EXERCISE DESCRIPTION -
Retype all the records with nothing changed.

ENTRIES SHOWN -
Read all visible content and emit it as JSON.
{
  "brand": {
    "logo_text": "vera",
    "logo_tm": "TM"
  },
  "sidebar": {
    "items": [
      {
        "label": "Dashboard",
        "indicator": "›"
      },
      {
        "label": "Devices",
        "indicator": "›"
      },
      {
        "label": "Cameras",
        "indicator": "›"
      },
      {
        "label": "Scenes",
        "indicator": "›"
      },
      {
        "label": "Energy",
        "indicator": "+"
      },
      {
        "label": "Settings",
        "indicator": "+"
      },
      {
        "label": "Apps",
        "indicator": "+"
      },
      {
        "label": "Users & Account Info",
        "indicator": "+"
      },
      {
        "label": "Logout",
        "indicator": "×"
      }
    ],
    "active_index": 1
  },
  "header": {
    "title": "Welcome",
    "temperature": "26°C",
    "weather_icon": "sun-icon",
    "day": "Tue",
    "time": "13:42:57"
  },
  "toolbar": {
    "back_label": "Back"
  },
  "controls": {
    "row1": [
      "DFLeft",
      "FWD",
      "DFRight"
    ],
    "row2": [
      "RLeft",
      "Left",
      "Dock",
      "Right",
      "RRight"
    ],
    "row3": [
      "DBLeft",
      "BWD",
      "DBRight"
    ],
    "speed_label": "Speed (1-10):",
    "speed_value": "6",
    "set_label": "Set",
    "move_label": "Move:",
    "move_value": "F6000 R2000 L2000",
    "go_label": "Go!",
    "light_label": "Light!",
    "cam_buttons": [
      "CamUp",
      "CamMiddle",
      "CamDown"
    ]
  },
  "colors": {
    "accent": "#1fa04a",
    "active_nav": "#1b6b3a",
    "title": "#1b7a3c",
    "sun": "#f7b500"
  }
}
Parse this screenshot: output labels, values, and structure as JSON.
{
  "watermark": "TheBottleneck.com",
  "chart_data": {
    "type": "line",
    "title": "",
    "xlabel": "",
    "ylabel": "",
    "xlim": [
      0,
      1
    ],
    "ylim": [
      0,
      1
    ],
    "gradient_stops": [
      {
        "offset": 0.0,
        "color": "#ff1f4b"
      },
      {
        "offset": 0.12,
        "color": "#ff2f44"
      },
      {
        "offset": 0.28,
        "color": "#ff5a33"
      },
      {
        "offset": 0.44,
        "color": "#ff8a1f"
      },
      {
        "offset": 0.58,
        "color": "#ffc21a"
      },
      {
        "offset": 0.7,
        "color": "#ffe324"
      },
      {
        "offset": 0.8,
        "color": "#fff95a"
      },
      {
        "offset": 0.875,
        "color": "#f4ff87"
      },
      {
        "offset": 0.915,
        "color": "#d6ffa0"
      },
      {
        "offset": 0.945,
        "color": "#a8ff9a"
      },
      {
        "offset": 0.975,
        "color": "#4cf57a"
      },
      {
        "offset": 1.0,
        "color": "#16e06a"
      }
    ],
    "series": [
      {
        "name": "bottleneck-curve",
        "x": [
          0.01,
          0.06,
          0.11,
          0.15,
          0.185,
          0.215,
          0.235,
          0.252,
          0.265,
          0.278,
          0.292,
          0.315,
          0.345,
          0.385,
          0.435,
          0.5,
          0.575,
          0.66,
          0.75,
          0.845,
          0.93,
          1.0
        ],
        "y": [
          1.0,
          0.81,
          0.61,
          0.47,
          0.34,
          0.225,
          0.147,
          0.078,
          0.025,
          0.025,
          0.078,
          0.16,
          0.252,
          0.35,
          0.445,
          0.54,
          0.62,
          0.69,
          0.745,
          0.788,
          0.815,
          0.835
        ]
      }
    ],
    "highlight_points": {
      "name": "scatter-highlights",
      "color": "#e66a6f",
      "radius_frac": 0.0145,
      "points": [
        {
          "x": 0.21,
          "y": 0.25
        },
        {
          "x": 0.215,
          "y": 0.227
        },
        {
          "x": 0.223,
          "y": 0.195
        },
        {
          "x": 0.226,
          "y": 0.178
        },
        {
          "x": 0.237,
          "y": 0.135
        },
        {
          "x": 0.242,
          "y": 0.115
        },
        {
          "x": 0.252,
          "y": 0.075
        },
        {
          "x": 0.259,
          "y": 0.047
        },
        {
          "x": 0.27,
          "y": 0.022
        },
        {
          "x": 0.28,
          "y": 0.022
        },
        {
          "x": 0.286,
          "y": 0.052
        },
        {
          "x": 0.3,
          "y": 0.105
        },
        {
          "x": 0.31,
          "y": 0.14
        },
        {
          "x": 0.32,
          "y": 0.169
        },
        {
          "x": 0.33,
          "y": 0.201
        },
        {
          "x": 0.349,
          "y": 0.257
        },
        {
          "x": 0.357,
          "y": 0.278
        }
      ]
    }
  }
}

ANSWER SECTION -
Read all visible content and emit it as JSON.
{
  "brand": {
    "logo_text": "vera",
    "logo_tm": "TM"
  },
  "sidebar": {
    "items": [
      {
        "label": "Dashboard",
        "indicator": "›"
      },
      {
        "label": "Devices",
        "indicator": "›"
      },
      {
        "label": "Cameras",
        "indicator": "›"
      },
      {
        "label": "Scenes",
        "indicator": "›"
      },
      {
        "label": "Energy",
        "indicator": "+"
      },
      {
        "label": "Settings",
        "indicator": "+"
      },
      {
        "label": "Apps",
        "indicator": "+"
      },
      {
        "label": "Users & Account Info",
        "indicator": "+"
      },
      {
        "label": "Logout",
        "indicator": "×"
      }
    ],
    "active_index": 1
  },
  "header": {
    "title": "Welcome",
    "temperature": "26°C",
    "weather_icon": "sun-icon",
    "day": "Tue",
    "time": "13:42:57"
  },
  "toolbar": {
    "back_label": "Back"
  },
  "controls": {
    "row1": [
      "DFLeft",
      "FWD",
      "DFRight"
    ],
    "row2": [
      "RLeft",
      "Left",
      "Dock",
      "Right",
      "RRight"
    ],
    "row3": [
      "DBLeft",
      "BWD",
      "DBRight"
    ],
    "speed_label": "Speed (1-10):",
    "speed_value": "6",
    "set_label": "Set",
    "move_label": "Move:",
    "move_value": "F6000 R2000 L2000",
    "go_label": "Go!",
    "light_label": "Light!",
    "cam_buttons": [
      "CamUp",
      "CamMiddle",
      "CamDown"
    ]
  },
  "colors": {
    "accent": "#1fa04a",
    "active_nav": "#1b6b3a",
    "title": "#1b7a3c",
    "sun": "#f7b500"
  }
}
Parse this screenshot: output labels, values, and structure as JSON.
{
  "watermark": "TheBottleneck.com",
  "chart_data": {
    "type": "line",
    "title": "",
    "xlabel": "",
    "ylabel": "",
    "xlim": [
      0,
      1
    ],
    "ylim": [
      0,
      1
    ],
    "gradient_stops": [
      {
        "offset": 0.0,
        "color": "#ff1f4b"
      },
      {
        "offset": 0.12,
        "color": "#ff2f44"
      },
      {
        "offset": 0.28,
        "color": "#ff5a33"
      },
      {
        "offset": 0.44,
        "color": "#ff8a1f"
      },
      {
        "offset": 0.58,
        "color": "#ffc21a"
      },
      {
        "offset": 0.7,
        "color": "#ffe324"
      },
      {
        "offset": 0.8,
        "color": "#fff95a"
      },
      {
        "offset": 0.875,
        "color": "#f4ff87"
      },
      {
        "offset": 0.915,
        "color": "#d6ffa0"
      },
      {
        "offset": 0.945,
        "color": "#a8ff9a"
      },
      {
        "offset": 0.975,
        "color": "#4cf57a"
      },
      {
        "offset": 1.0,
        "color": "#16e06a"
      }
    ],
    "series": [
      {
        "name": "bottleneck-curve",
        "x": [
          0.01,
          0.06,
          0.11,
          0.15,
          0.185,
          0.215,
          0.235,
          0.252,
          0.265,
          0.278,
          0.292,
          0.315,
          0.345,
          0.385,
          0.435,
          0.5,
          0.575,
          0.66,
          0.75,
          0.845,
          0.93,
          1.0
        ],
        "y": [
          1.0,
          0.81,
          0.61,
          0.47,
          0.34,
          0.225,
          0.147,
          0.078,
          0.025,
          0.025,
          0.078,
          0.16,
          0.252,
          0.35,
          0.445,
          0.54,
          0.62,
          0.69,
          0.745,
          0.788,
          0.815,
          0.835
        ]
      }
    ],
    "highlight_points": {
      "name": "scatter-highlights",
      "color": "#e66a6f",
      "radius_frac": 0.0145,
      "points": [
        {
          "x": 0.21,
          "y": 0.25
        },
        {
          "x": 0.215,
          "y": 0.227
        },
        {
          "x": 0.223,
          "y": 0.195
        },
        {
          "x": 0.226,
          "y": 0.178
        },
        {
          "x": 0.237,
          "y": 0.135
        },
        {
          "x": 0.242,
          "y": 0.115
        },
        {
          "x": 0.252,
          "y": 0.075
        },
        {
          "x": 0.259,
          "y": 0.047
        },
        {
          "x": 0.27,
          "y": 0.022
        },
        {
          "x": 0.28,
          "y": 0.022
        },
        {
          "x": 0.286,
          "y": 0.052
        },
        {
          "x": 0.3,
          "y": 0.105
        },
        {
          "x": 0.31,
          "y": 0.14
        },
        {
          "x": 0.32,
          "y": 0.169
        },
        {
          "x": 0.33,
          "y": 0.201
        },
        {
          "x": 0.349,
          "y": 0.257
        },
        {
          "x": 0.357,
          "y": 0.278
        }
      ]
    }
  }
}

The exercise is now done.